Implementing the International Public Sector Accounting Standards
Since the adoption of the International Public Sector Accounting Standards (IPSAS) in 2006 by the United Nations system through High-level Committee on Management (CEB/2006/3), twenty-one organizations across the United Nations system have completed IPSAS implementation successfully and obtained unqualified audit opinions on their first and subsequent IPSAS-compliant financial statements. Three organizations with an adoption date of 2014 have completed the implementation and are in the process of preparing their first set of IPSAS-compliant financial statements. These results attest to the capability of the United Nations system to both adopt IPSAS and sustain compliance with the standards to improve the quality of financial reporting, enhancing transparency and accountability.
With most organizations now in the post-implementation period, improving efficiency of processes to support and enhance the quality of IPSAS-compliant financial statements and other financial reports, as well as sharing lessons learnt and best practices across the United Nations system remain a priority. In order to better support organizations, the focus of the system-wide IPSAS project shifted from IPSAS implementation to supporting sustained IPSAS compliance and ensuring the realization of the benefits of IPSAS.
In 2014 the Task Force on Accounting Standards commissioned thematic focus groups led by members of the group to address reporting on inventories; useful lives of property, plant and equipment; intangible assets; and accounting for assets with limited supporting documentation. The system-wide IPSAS project team continued to support the Task Force by facilitating its meetings and communication with high-level committees and external auditors, actively monitoring the activities of the IPSAS Board, coordinating IPSAS-compliant financial reporting diversity, and providing guidance and support in areas of special interest identified by the Task Force.
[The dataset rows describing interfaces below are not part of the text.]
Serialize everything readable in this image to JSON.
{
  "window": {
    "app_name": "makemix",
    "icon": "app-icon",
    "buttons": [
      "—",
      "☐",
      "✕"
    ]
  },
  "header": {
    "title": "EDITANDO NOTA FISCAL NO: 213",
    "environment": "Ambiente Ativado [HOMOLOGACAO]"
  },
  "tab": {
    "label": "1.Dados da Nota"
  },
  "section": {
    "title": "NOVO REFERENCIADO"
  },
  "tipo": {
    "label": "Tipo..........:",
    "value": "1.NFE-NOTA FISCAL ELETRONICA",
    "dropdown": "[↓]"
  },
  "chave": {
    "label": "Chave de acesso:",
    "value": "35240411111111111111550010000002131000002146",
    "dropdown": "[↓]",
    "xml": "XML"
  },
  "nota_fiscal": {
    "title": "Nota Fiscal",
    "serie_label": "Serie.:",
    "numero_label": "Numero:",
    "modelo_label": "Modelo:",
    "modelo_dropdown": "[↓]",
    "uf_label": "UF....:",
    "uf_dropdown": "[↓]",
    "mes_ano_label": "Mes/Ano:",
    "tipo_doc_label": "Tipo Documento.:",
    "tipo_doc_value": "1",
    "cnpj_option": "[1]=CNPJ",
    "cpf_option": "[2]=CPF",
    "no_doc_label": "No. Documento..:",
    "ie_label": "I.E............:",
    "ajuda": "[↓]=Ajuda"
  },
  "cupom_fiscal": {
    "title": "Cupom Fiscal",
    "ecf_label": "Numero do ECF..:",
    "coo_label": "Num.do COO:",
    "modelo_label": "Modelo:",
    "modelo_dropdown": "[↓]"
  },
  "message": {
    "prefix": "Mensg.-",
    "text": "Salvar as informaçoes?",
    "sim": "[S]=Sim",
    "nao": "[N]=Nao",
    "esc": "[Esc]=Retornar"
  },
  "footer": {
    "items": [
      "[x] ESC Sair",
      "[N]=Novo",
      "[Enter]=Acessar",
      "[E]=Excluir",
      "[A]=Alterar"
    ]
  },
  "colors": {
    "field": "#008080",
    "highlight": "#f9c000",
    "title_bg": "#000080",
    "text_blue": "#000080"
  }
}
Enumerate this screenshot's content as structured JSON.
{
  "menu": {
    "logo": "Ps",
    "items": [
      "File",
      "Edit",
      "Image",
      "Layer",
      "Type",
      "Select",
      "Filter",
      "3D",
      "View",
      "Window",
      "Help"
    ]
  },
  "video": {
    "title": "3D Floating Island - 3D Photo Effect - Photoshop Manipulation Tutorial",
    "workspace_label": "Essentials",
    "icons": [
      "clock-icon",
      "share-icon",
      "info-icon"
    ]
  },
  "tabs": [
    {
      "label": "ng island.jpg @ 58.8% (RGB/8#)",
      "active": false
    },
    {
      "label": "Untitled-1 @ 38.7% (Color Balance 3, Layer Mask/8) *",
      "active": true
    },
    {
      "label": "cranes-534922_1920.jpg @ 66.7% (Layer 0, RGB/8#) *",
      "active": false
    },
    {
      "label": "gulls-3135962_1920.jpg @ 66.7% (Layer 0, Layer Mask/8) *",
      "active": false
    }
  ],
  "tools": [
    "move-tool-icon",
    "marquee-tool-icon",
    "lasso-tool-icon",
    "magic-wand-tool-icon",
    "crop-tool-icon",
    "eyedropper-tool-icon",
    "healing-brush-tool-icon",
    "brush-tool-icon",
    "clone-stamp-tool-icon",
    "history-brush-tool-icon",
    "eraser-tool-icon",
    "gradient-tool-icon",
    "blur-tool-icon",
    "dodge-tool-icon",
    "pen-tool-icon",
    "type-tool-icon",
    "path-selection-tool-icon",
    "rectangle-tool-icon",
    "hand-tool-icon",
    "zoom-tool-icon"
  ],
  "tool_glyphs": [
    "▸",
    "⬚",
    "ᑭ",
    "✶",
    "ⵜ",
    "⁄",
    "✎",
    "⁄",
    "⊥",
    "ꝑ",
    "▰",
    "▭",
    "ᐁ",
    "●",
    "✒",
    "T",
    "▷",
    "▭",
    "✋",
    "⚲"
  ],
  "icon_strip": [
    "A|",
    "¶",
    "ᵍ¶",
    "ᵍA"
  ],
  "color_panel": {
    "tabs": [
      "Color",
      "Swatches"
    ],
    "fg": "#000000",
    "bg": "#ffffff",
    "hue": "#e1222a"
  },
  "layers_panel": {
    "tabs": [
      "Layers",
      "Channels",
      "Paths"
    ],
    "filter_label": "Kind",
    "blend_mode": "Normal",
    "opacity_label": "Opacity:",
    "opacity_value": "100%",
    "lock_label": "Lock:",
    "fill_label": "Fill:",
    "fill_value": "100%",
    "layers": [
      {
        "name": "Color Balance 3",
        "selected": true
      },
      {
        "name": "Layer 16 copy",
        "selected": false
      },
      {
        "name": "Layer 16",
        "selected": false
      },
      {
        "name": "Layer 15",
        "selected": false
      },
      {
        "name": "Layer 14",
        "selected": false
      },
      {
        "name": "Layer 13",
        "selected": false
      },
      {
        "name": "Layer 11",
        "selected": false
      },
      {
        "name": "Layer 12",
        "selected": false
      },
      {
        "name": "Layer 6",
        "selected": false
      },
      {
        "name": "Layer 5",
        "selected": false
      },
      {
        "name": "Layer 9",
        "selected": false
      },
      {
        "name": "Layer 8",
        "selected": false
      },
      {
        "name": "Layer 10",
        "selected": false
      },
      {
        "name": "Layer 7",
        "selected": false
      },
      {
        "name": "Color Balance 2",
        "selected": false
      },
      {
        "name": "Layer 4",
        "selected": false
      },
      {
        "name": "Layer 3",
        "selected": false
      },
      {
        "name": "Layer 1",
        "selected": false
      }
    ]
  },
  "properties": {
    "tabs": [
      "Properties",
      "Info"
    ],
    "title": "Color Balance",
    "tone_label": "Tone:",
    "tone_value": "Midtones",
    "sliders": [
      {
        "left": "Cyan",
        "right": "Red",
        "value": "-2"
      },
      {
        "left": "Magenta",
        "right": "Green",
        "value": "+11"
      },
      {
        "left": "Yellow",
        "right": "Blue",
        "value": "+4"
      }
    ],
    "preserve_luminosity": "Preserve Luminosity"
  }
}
Some of the tasks carried out in 2014 include a review of accounting policies on assets and non-exchange revenue, and a comparison of terminology used in IPSAS-compliant financial statements of the United Nations system organizations.